My interest in wood-turning began almost 30 years ago when the memsahib requested some lace bobbins. “If I buy you a lathe” she said ” will you make me some ?” Now, as any woodturner knows, for every completed bobbin there are two broken ones on the workshop floor so my focus rapidly moved to the more satisfying area of bowl turning.
I work predominantly in native hardwoods such as elm, beech and oak, although soft woods such as yew and native fruit woods like greengage and cherry also feature in my work.
Many unique pieces are turned from burrs of elm and oak where the natural surface is retained as the edge of the bowl.
Alternately natural edge hollow vessels are turned using a special technique where the solid piece of burr is hollowed out through the small aperture at the top- an exacting and tricky procedure
One of the most popular pieces are the toadstools made from pieces of elm or burr where the natural surface of the burr forms the bottom of the toadstool giving a “natural” look.
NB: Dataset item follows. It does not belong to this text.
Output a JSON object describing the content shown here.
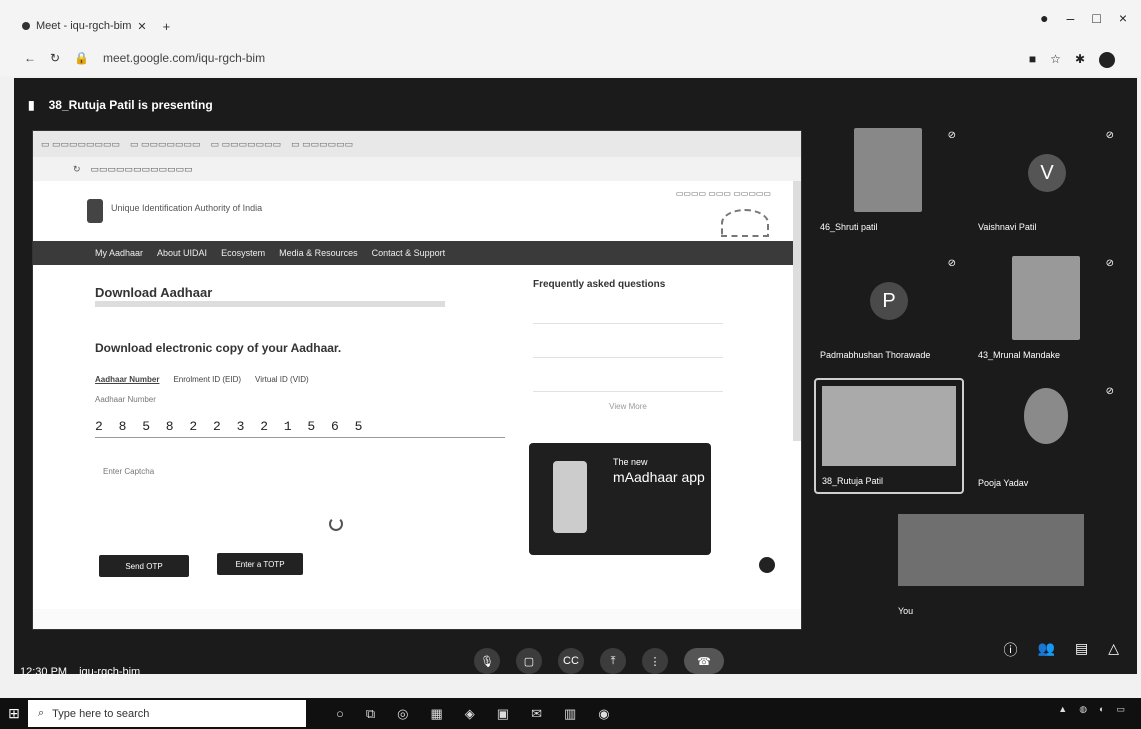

In addition to my wood turning and watercolour landscapes painting I also play things with strings on guitar; mandola and ukulele as one half of ‘Stitherum’, a folk and acoustic duo and can be found playing at many folk clubs and festivals around the country.
all images © Mike Dewsbury